“I think David Duval might be one of the sharpest minds we can put in that team room,” said Paul Azinger, who was a teammate with Duval in 2002 at The Belfry, in England, and captained the winning 2008 squad at Valhalla Golf Club near Louisville, Ky. “He’s a little on the outside looking in, and that’s good. It’s a real signal the amount of respect and trust Furyk and the other guys have for him.”
Before a series of injuries derailed his career, Duval was a force as a competitor, winning 13 PGA Tour titles from 1997 to 2001, including his only major, the 2001 Open Championship. He was ranked No. 1 in the world twice for 15 weeks total in 1998 and ’99. Participating in the Ryder Cup again affords him a luxury he seldom has enjoyed since he married his wife Suzie in 2004.

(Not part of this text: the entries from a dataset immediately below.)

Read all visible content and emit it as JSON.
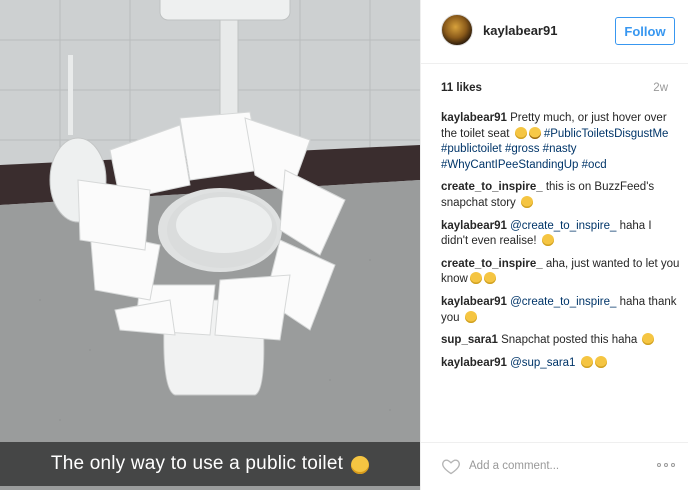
{
  "post": {
    "caption_overlay": "The only way to use a public toilet",
    "caption_emoji": "laughing-crying-emoji"
  },
  "header": {
    "username": "kaylabear91",
    "follow_label": "Follow"
  },
  "meta": {
    "likes": "11 likes",
    "time": "2w"
  },
  "comments": [
    {
      "user": "kaylabear91",
      "parts": [
        {
          "t": "text",
          "v": " Pretty much, or just hover over the toilet seat "
        },
        {
          "t": "emoji",
          "v": "laughing-crying-emoji"
        },
        {
          "t": "emoji",
          "v": "grimace-emoji"
        },
        {
          "t": "text",
          "v": " "
        },
        {
          "t": "tag",
          "v": "#PublicToiletsDisgustMe"
        },
        {
          "t": "text",
          "v": " "
        },
        {
          "t": "tag",
          "v": "#publictoilet"
        },
        {
          "t": "text",
          "v": " "
        },
        {
          "t": "tag",
          "v": "#gross"
        },
        {
          "t": "text",
          "v": " "
        },
        {
          "t": "tag",
          "v": "#nasty"
        },
        {
          "t": "text",
          "v": " "
        },
        {
          "t": "tag",
          "v": "#WhyCantIPeeStandingUp"
        },
        {
          "t": "text",
          "v": " "
        },
        {
          "t": "tag",
          "v": "#ocd"
        }
      ]
    },
    {
      "user": "create_to_inspire_",
      "parts": [
        {
          "t": "text",
          "v": " this is on BuzzFeed's snapchat story "
        },
        {
          "t": "emoji",
          "v": "laughing-crying-emoji"
        }
      ]
    },
    {
      "user": "kaylabear91",
      "parts": [
        {
          "t": "text",
          "v": " "
        },
        {
          "t": "mention",
          "v": "@create_to_inspire_"
        },
        {
          "t": "text",
          "v": " haha I didn't even realise! "
        },
        {
          "t": "emoji",
          "v": "laughing-crying-emoji"
        }
      ]
    },
    {
      "user": "create_to_inspire_",
      "parts": [
        {
          "t": "text",
          "v": " aha, just wanted to let you know"
        },
        {
          "t": "emoji",
          "v": "laughing-crying-emoji"
        },
        {
          "t": "emoji",
          "v": "laughing-crying-emoji"
        }
      ]
    },
    {
      "user": "kaylabear91",
      "parts": [
        {
          "t": "text",
          "v": " "
        },
        {
          "t": "mention",
          "v": "@create_to_inspire_"
        },
        {
          "t": "text",
          "v": " haha thank you "
        },
        {
          "t": "emoji",
          "v": "tongue-out-emoji"
        }
      ]
    },
    {
      "user": "sup_sara1",
      "parts": [
        {
          "t": "text",
          "v": " Snapchat posted this haha "
        },
        {
          "t": "emoji",
          "v": "laughing-crying-emoji"
        }
      ]
    },
    {
      "user": "kaylabear91",
      "parts": [
        {
          "t": "text",
          "v": " "
        },
        {
          "t": "mention",
          "v": "@sup_sara1"
        },
        {
          "t": "text",
          "v": " "
        },
        {
          "t": "emoji",
          "v": "laughing-crying-emoji"
        },
        {
          "t": "emoji",
          "v": "laughing-crying-emoji"
        }
      ]
    }
  ],
  "footer": {
    "comment_placeholder": "Add a comment...",
    "like_icon": "heart-outline-icon",
    "more_icon": "more-options-icon"
  },
  "colors": {
    "accent": "#3897f0",
    "link": "#003569",
    "muted": "#999999"
  }
}
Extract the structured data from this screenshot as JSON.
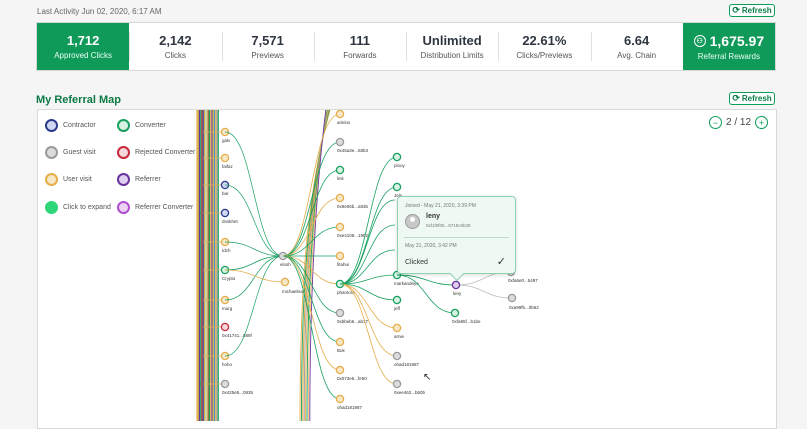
{
  "header": {
    "last_activity": "Last Activity Jun 02, 2020, 6:17 AM",
    "refresh_label": "Refresh"
  },
  "stats": [
    {
      "value": "1,712",
      "label": "Approved Clicks",
      "highlight": true
    },
    {
      "value": "2,142",
      "label": "Clicks",
      "highlight": false
    },
    {
      "value": "7,571",
      "label": "Previews",
      "highlight": false
    },
    {
      "value": "111",
      "label": "Forwards",
      "highlight": false
    },
    {
      "value": "Unlimited",
      "label": "Distribution Limits",
      "highlight": false
    },
    {
      "value": "22.61%",
      "label": "Clicks/Previews",
      "highlight": false
    },
    {
      "value": "6.64",
      "label": "Avg. Chain",
      "highlight": false
    },
    {
      "value": "1,675.97",
      "label": "Referral Rewards",
      "highlight": true,
      "icon": "reward-icon"
    }
  ],
  "map": {
    "title": "My Referral Map",
    "refresh_label": "Refresh",
    "page_indicator": "2 / 12",
    "prev_icon": "minus-icon",
    "next_icon": "plus-icon",
    "legend": [
      {
        "label": "Contractor",
        "border": "#2a3a8c",
        "fill": "#cfd8f0"
      },
      {
        "label": "Converter",
        "border": "#18a060",
        "fill": "#d7f2e3"
      },
      {
        "label": "Guest visit",
        "border": "#9a9a9a",
        "fill": "#dcdcdc"
      },
      {
        "label": "Rejected Converter",
        "border": "#c8283a",
        "fill": "#f4d7da"
      },
      {
        "label": "User visit",
        "border": "#e5ad4a",
        "fill": "#f6e8c6"
      },
      {
        "label": "Referrer",
        "border": "#6a34a0",
        "fill": "#dfcff0"
      },
      {
        "label": "Click to expand",
        "border": "#2ed67a",
        "fill": "#2ed67a"
      },
      {
        "label": "Referrer Converter",
        "border": "#b050d0",
        "fill": "#ecd3f4"
      }
    ],
    "node_labels": {
      "left": [
        "galv",
        "faifaz",
        "bar",
        "dnskhet",
        "tdch",
        "Crypto",
        "murg",
        "0x41741...589f",
        "hoho",
        "0x425e5...0935"
      ],
      "mid": [
        "elosh",
        "michaeliso"
      ],
      "col3": [
        "arielos",
        "0x45a3e...58b3",
        "link",
        "0x9e06b...a93b",
        "0xe4109...1962",
        "fitahui",
        "phantom",
        "0xbbeb6...ab37",
        "Buk",
        "0x073e5...fe50",
        "ohad181987"
      ],
      "col4": [
        "pinoy",
        "Jels",
        "markandeyo",
        "jeff",
        "arnie",
        "ohad181987",
        "0xee462...b60b"
      ],
      "right": [
        "leny",
        "0xfa6e0...5497",
        "0xa99fb...0b62",
        "0xfa95f...b1be"
      ]
    },
    "tooltip": {
      "joined": "Joined - May 21, 2020, 3:39 PM",
      "name": "leny",
      "address": "0xf1f0f0b...6715c0b39",
      "date": "May 21, 2020, 3:42 PM",
      "status": "Clicked"
    }
  },
  "colors": {
    "brand_green": "#109a5a",
    "title_green": "#0d7a45"
  }
}
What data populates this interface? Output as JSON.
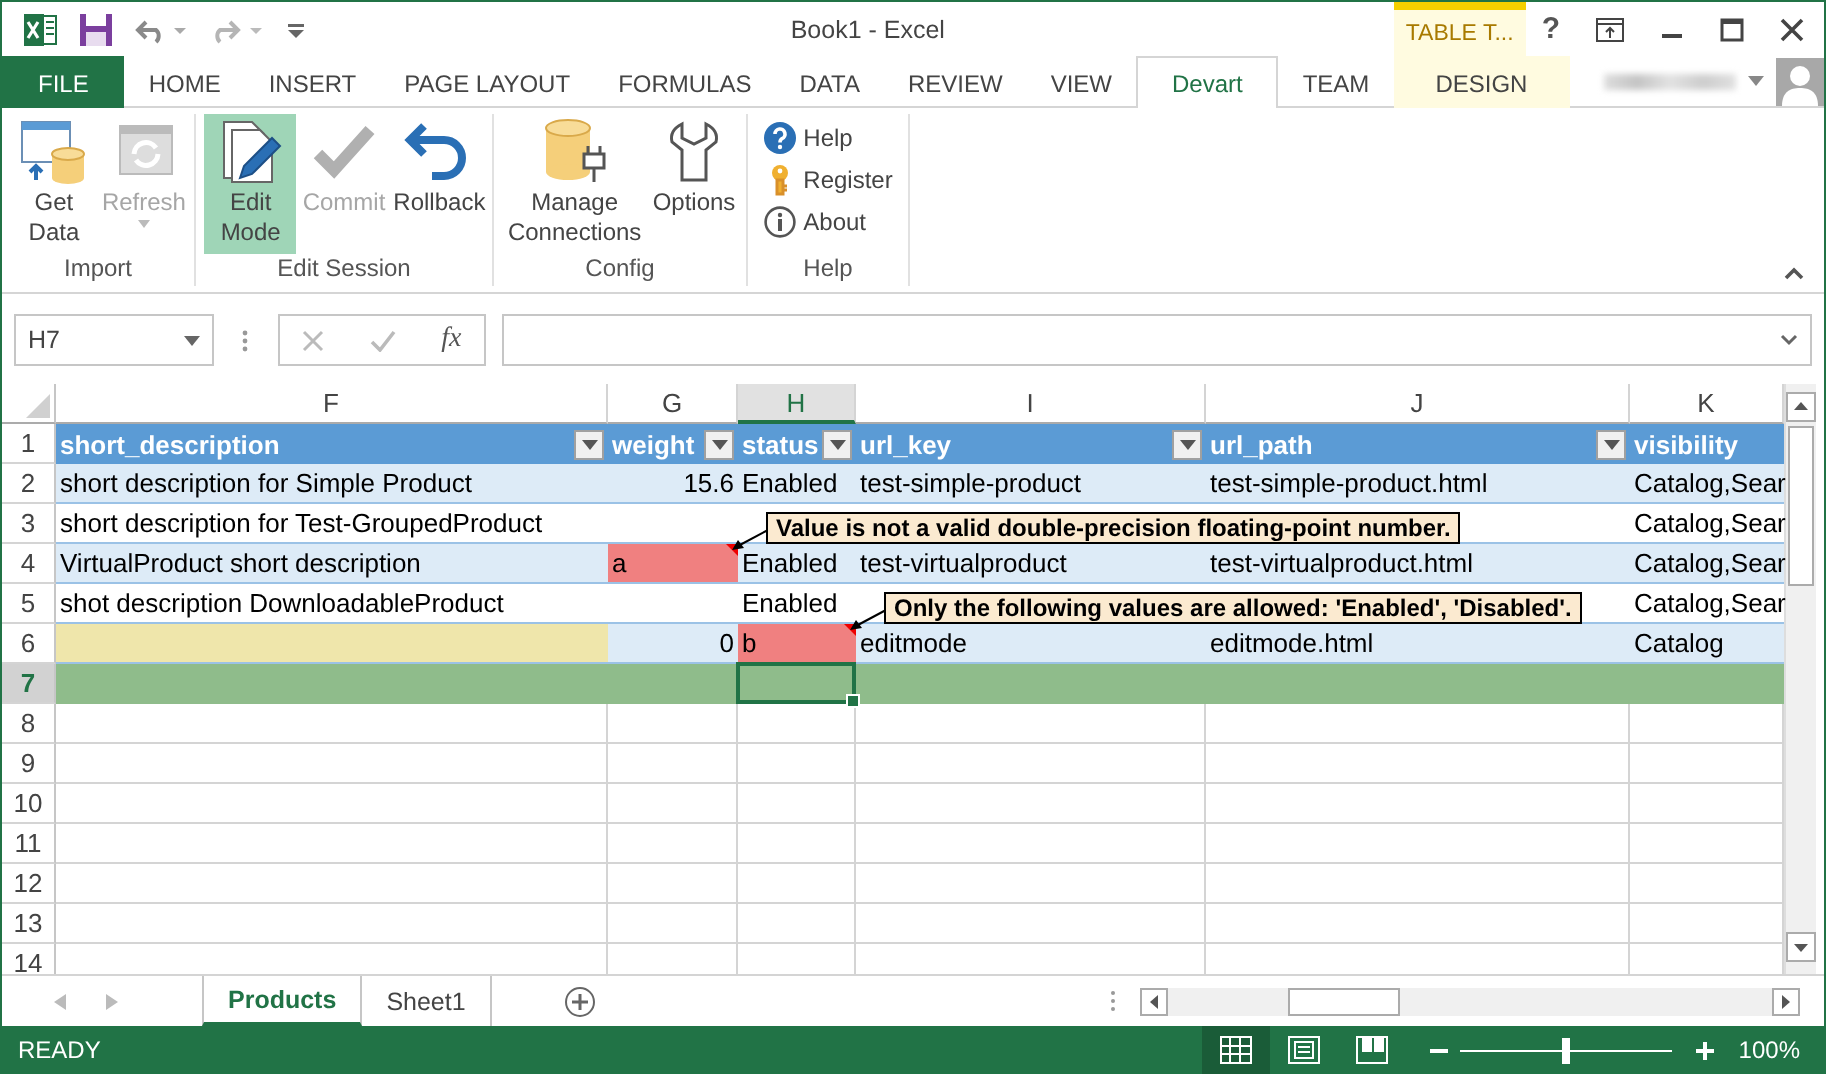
{
  "window": {
    "title": "Book1 - Excel",
    "context_label": "TABLE T...",
    "help": "?"
  },
  "tabs": [
    {
      "label": "FILE",
      "kind": "file",
      "selected": false
    },
    {
      "label": "HOME",
      "kind": "normal",
      "selected": false
    },
    {
      "label": "INSERT",
      "kind": "normal",
      "selected": false
    },
    {
      "label": "PAGE LAYOUT",
      "kind": "normal",
      "selected": false
    },
    {
      "label": "FORMULAS",
      "kind": "normal",
      "selected": false
    },
    {
      "label": "DATA",
      "kind": "normal",
      "selected": false
    },
    {
      "label": "REVIEW",
      "kind": "normal",
      "selected": false
    },
    {
      "label": "VIEW",
      "kind": "normal",
      "selected": false
    },
    {
      "label": "Devart",
      "kind": "normal",
      "selected": true
    },
    {
      "label": "TEAM",
      "kind": "normal",
      "selected": false
    },
    {
      "label": "DESIGN",
      "kind": "contextual",
      "selected": false
    }
  ],
  "ribbon": {
    "groups": [
      {
        "name": "Import",
        "buttons": [
          {
            "label": "Get Data",
            "disabled": false,
            "selected": false
          },
          {
            "label": "Refresh",
            "disabled": true,
            "selected": false
          }
        ]
      },
      {
        "name": "Edit Session",
        "buttons": [
          {
            "label": "Edit Mode",
            "disabled": false,
            "selected": true
          },
          {
            "label": "Commit",
            "disabled": true,
            "selected": false
          },
          {
            "label": "Rollback",
            "disabled": false,
            "selected": false
          }
        ]
      },
      {
        "name": "Config",
        "buttons": [
          {
            "label": "Manage Connections",
            "disabled": false,
            "selected": false
          },
          {
            "label": "Options",
            "disabled": false,
            "selected": false
          }
        ]
      },
      {
        "name": "Help",
        "links": [
          {
            "label": "Help"
          },
          {
            "label": "Register"
          },
          {
            "label": "About"
          }
        ]
      }
    ]
  },
  "name_box": "H7",
  "formula_bar": {
    "function_label": "fx"
  },
  "columns": [
    {
      "letter": "F",
      "header": "short_description",
      "filter": true,
      "selected": false
    },
    {
      "letter": "G",
      "header": "weight",
      "filter": true,
      "selected": false
    },
    {
      "letter": "H",
      "header": "status",
      "filter": true,
      "selected": true
    },
    {
      "letter": "I",
      "header": "url_key",
      "filter": true,
      "selected": false
    },
    {
      "letter": "J",
      "header": "url_path",
      "filter": true,
      "selected": false
    },
    {
      "letter": "K",
      "header": "visibility",
      "filter": false,
      "selected": false
    }
  ],
  "header_row": "1",
  "rows": [
    {
      "number": "2",
      "kind": "data",
      "selected": false,
      "cells": [
        {
          "text": "short description for Simple Product",
          "kind": "text"
        },
        {
          "text": "15.6",
          "kind": "number"
        },
        {
          "text": "Enabled",
          "kind": "text"
        },
        {
          "text": "test-simple-product",
          "kind": "text"
        },
        {
          "text": "test-simple-product.html",
          "kind": "text"
        },
        {
          "text": "Catalog,Sear",
          "kind": "text"
        }
      ]
    },
    {
      "number": "3",
      "kind": "data",
      "selected": false,
      "cells": [
        {
          "text": "short description for Test-GroupedProduct",
          "kind": "text"
        },
        {
          "kind": "text"
        },
        {
          "kind": "text"
        },
        {
          "kind": "text"
        },
        {
          "kind": "text"
        },
        {
          "text": "Catalog,Sear",
          "kind": "text"
        }
      ]
    },
    {
      "number": "4",
      "kind": "data",
      "selected": false,
      "cells": [
        {
          "text": "VirtualProduct  short description",
          "kind": "text"
        },
        {
          "text": "a",
          "kind": "invalid"
        },
        {
          "text": "Enabled",
          "kind": "text"
        },
        {
          "text": "test-virtualproduct",
          "kind": "text"
        },
        {
          "text": "test-virtualproduct.html",
          "kind": "text"
        },
        {
          "text": "Catalog,Sear",
          "kind": "text"
        }
      ]
    },
    {
      "number": "5",
      "kind": "data",
      "selected": false,
      "cells": [
        {
          "text": "shot description DownloadableProduct",
          "kind": "text"
        },
        {
          "kind": "text"
        },
        {
          "text": "Enabled",
          "kind": "text"
        },
        {
          "kind": "text"
        },
        {
          "kind": "text"
        },
        {
          "text": "Catalog,Sear",
          "kind": "text"
        }
      ]
    },
    {
      "number": "6",
      "kind": "data",
      "selected": false,
      "cells": [
        {
          "kind": "edited"
        },
        {
          "text": "0",
          "kind": "number"
        },
        {
          "text": "b",
          "kind": "invalid"
        },
        {
          "text": "editmode",
          "kind": "text"
        },
        {
          "text": "editmode.html",
          "kind": "text"
        },
        {
          "text": "Catalog",
          "kind": "text"
        }
      ]
    },
    {
      "number": "7",
      "kind": "new",
      "selected": true
    }
  ],
  "empty_rows": [
    "8",
    "9",
    "10",
    "11",
    "12",
    "13",
    "14"
  ],
  "tooltips": [
    {
      "text": "Value is not a valid double-precision floating-point number."
    },
    {
      "text": "Only the following values are allowed: 'Enabled', 'Disabled'."
    }
  ],
  "sheets": [
    {
      "label": "Products",
      "selected": true
    },
    {
      "label": "Sheet1",
      "selected": false
    }
  ],
  "status_bar": {
    "text": "READY",
    "views": [
      {
        "kind": "normal",
        "selected": true
      },
      {
        "kind": "page-layout",
        "selected": false
      },
      {
        "kind": "page-break",
        "selected": false
      }
    ],
    "zoom": {
      "level": 0.5,
      "reading": "100%"
    }
  }
}
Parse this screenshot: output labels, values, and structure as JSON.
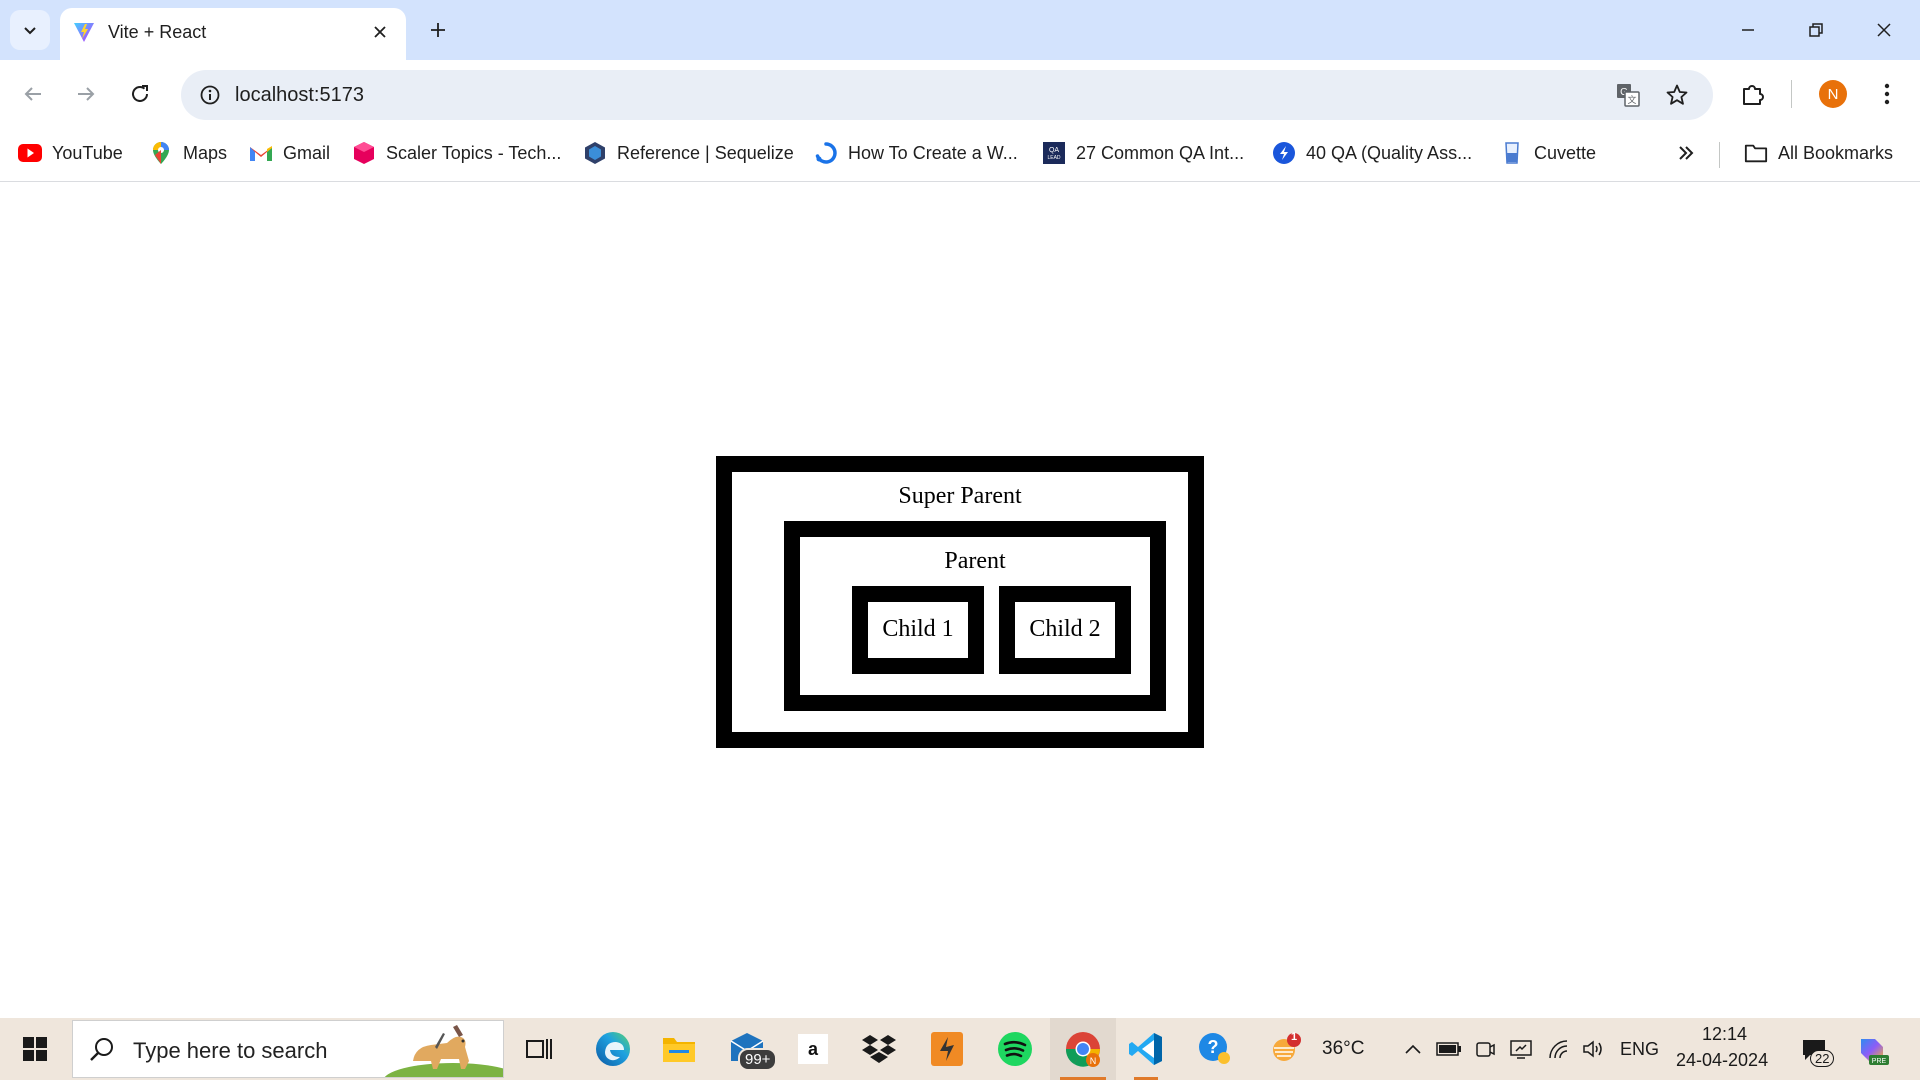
{
  "browser": {
    "tab": {
      "title": "Vite + React",
      "favicon": "vite-icon"
    },
    "address_bar": {
      "url": "localhost:5173"
    },
    "profile_initial": "N"
  },
  "bookmarks": [
    {
      "label": "YouTube",
      "icon": "youtube-icon"
    },
    {
      "label": "Maps",
      "icon": "maps-icon"
    },
    {
      "label": "Gmail",
      "icon": "gmail-icon"
    },
    {
      "label": "Scaler Topics - Tech...",
      "icon": "scaler-icon"
    },
    {
      "label": "Reference | Sequelize",
      "icon": "sequelize-icon"
    },
    {
      "label": "How To Create a W...",
      "icon": "loop-icon"
    },
    {
      "label": "27 Common QA Int...",
      "icon": "qa-lead-icon"
    },
    {
      "label": "40 QA (Quality Ass...",
      "icon": "globe-icon"
    },
    {
      "label": "Cuvette",
      "icon": "cuvette-icon"
    }
  ],
  "all_bookmarks_label": "All Bookmarks",
  "page": {
    "super_parent_label": "Super Parent",
    "parent_label": "Parent",
    "child1_label": "Child 1",
    "child2_label": "Child 2"
  },
  "taskbar": {
    "search_placeholder": "Type here to search",
    "mail_badge": "99+",
    "weather_temp": "36°C",
    "weather_badge": "1",
    "language": "ENG",
    "time": "12:14",
    "date": "24-04-2024",
    "notification_count": "22"
  }
}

“Honestly, there are a several things that excite me about doing this,” he said. “One of the most satisfying has been the reception from the players and the other captains. They were 100 percent happy about me coming on board. It’s been tremendous fun the back and forth among the captains, and being involved in these decisions, feeling like you’re part of something cool and bigger than yourself.
“But probably the coolest thing,” he added, “is that by far the vast majority of my golf success was before I met Suzie. Yes, I finished second at the U.S Open one year [in 2009], and, yes, I was second at AT&T [Pebble Beach National Pro-Am] the following year. But most of the golf we’ve experienced in our life together has been from the tough side of the game. To get back involved in the game in this way is very special. This is a positive. This is something we can enjoy together.”
There’s no way to divine if this is a one-time experience for Duval or if it’s the start of a process that leads to his turn as captain. Azinger can see that happening. “He’s of that generation with Tiger and Phil and Furyk with a great resume as a player,” he said.
Added Love: “David being there with us in ’16 was important. It set the stage for him to be part of the team this year, and perhaps for years to come.”
Would Duval entertain that opportunity? Of course. But not at this juncture.
“You know, people are asking me, ‘What does this mean for down the road?’ I have no idea. And I don’t really care,” Duval said with his patented frankness. “I’m worried about this one and going over there and helping this group of players accomplish something that no American team has done for 25 years. I’m just trying to do everything I can to help the team be in a position to succeed.”